Back to top

Gender Persecution

​​Strengthening International Norms to Ensure Accountability

War-time abuses against women, girls, lesbian, gay, bisexual, transgender, intersex, queer (LGBTIQ), non-binary and gender non-conforming persons are not new. They are as old as human history, appearing in modern international criminal law as far back as World War II. In conflicts across the globe, from Iraq to Colombia, armed actors have perpetrated gender-based crimes amounting to persecution in an effort to reinforce oppressive, discriminatory gender narratives. Rarely documented when they happen, perpetrators are hardly ever held accountable for these crimes. As a result, they are often excluded from consideration by international and domestic tribunals, and in effect, are left out of history. 

In order to strengthen accountability for such crimes, MADRE and our grassroots partners are working together to raise awareness and understanding the understanding of the crime of gender persecution. Despite international law’s decades-long recognition of it as a crime, international criminal law mechanisms have been largely silent on the topic due to a lack of recognition and understanding of the intent to discriminate against a group based on their gender. 

Wider recognition of gender persecution and a practical understanding of its meaning in conflict and peacetime would be powerful tools in the hands of women’s and LGBTIQ rights activists. Key to our strategy is legal advocacy driven by a bottom-up, cross-movement campaign rooted in the diverse experiences and political demands of our partners and their broader networks in the Global South.

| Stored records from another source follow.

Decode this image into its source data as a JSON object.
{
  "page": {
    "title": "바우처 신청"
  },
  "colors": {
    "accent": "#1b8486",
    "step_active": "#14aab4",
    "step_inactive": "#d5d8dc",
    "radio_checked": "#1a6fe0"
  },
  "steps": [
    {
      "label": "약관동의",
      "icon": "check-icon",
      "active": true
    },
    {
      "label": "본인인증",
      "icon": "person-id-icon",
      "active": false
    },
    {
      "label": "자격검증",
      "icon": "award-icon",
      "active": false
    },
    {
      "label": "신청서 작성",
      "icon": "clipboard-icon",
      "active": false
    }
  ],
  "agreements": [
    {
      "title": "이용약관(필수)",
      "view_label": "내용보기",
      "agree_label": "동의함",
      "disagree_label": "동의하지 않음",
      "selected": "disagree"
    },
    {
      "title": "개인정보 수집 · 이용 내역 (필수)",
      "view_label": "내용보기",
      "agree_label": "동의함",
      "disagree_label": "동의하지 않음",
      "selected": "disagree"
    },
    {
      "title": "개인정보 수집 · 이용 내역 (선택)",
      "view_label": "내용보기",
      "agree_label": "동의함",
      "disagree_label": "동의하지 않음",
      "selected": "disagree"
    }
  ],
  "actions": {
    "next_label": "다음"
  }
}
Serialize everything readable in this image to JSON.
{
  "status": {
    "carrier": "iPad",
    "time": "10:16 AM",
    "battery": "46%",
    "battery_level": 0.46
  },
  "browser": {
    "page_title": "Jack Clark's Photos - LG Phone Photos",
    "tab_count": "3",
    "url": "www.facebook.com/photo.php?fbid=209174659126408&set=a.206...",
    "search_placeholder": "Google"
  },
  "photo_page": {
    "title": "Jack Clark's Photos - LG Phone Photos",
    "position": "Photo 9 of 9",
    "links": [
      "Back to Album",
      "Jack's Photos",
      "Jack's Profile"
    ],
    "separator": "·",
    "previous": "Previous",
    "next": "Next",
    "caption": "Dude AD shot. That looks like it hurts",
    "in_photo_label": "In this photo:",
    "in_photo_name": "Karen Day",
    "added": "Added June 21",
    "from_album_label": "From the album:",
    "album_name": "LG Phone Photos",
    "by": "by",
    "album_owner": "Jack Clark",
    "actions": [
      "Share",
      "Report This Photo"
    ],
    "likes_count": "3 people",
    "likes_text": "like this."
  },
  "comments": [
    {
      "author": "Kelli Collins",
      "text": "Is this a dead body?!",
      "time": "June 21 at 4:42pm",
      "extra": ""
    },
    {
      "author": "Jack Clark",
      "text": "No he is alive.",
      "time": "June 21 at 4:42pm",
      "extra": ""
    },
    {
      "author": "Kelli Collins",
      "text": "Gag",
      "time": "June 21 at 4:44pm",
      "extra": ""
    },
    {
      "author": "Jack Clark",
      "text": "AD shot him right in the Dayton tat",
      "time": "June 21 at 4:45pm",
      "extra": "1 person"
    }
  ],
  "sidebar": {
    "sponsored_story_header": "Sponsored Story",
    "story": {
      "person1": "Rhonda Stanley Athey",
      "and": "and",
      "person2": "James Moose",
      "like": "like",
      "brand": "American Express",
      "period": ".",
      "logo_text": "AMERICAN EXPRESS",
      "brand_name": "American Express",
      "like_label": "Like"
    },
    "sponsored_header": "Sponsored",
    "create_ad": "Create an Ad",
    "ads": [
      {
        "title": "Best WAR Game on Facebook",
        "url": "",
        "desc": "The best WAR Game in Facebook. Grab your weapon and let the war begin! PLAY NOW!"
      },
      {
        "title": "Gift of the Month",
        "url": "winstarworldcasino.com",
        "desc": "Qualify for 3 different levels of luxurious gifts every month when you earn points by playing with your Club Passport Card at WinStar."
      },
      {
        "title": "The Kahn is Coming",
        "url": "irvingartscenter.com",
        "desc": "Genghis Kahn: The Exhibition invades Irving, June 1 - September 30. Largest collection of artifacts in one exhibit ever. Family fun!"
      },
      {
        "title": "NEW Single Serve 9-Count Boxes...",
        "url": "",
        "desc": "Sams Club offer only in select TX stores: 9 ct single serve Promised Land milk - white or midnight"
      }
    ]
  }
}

The time is ripe to reaffirm that gender is a social construct and understood as such in international criminal law instruments, while building recognition of the full scope of gender persecution. Unlike human rights law, which has been shaped by feminists since the 1990s, very little norm-building has been done to bring a gender perspective to international criminal law, especially regarding the intersection of gender with other identities.

The Policy Paper on Gender Persecution

In an effort to promote accountability, the International Criminal Court’s (ICC) Office of the Prosecutor (OTP) is embarking on the creation of a Policy Paper on Gender Persecution. This Policy Paper aims to strengthen recognition of gender persecution in investigations and legal proceedings and reaffirm the understanding of gender in international criminal law. Building on our long history of fighting for accountability for gender-based crimes within international law frameworks, MADRE is rallying civil society to participate in the development of the Policy Paper on Gender Persecution. This Policy Paper presents a unique opportunity to bring together the voices of grassroots movements from across the globe to ensure that their perspectives inform this historic process.

Click here to read more about MADRE’s work to include civil society voices in the new policy paper on gender persecution.

The Toolkit for Identifying Gender Persecution

With support from UNWOMEN, MADRE and the Human Rights and Gender Justice (HRGJ) Clinic at the City University of New York (CUNY) School of Law developed the “Identifying Gender Persecution in Conflicts and Atrocities Toolkit.” The toolkit is designed to provide investigators, lawyers, advocates, documenters, and first responders with a framework for recognizing and understanding the legal context of gender persecution. 

Developed with the input of legal experts, feminist scholars, and practitioners, the toolkit’s four main sections (1) provide an overview of the international crime of persecution on gender grounds as a crime against humanity; (2) outline how persecution on gender grounds manifests, including past and current examples of gender persecution across a range of geographic, cultural and political contexts; (3) provide exercises and tools to assist the reader with identifying and documenting gender persecution; and (4) concludes with recommendations for ensuring accountability for gender persecution.

The toolkit is available in English, French, Russian, Spanish, and available on request in Arabic and Kurdish.

On the Frontlines

In the 1990s, MADRE housed the Women’s Caucus for Gender Justice coalition to address gender gaps in the draft Rome Statute, which created the ICC. The coalition’s success in winning recognition of sexual violence as a violation of international law stands as one of the great advances of the global women’s movement. We also succeeded in exchanging the word “gender” for “sex” in the Rome Statute, which remains a key safeguard for gender justice under international criminal law.

Building on this history, in 2019 MADRE and our partners won a worldwide, movement-driven campaign to challenge the inclusion of the Rome Statute’s opaque definition to gender within the new draft Crimes Against Humanity (CAH) treaty. MADRE mobilized nearly 600 organizations and academics representing over 100 countries or territories to call for the definition to be removed. We built a global, cross-movement advocacy effort and served as a bridge to advocate successfully with policymakers. Ultimately, a majority of States working on the treaty affirmed that the rights of women and LGBTIQ persons are protected under international criminal law and that the pending treaty must reflect this principle.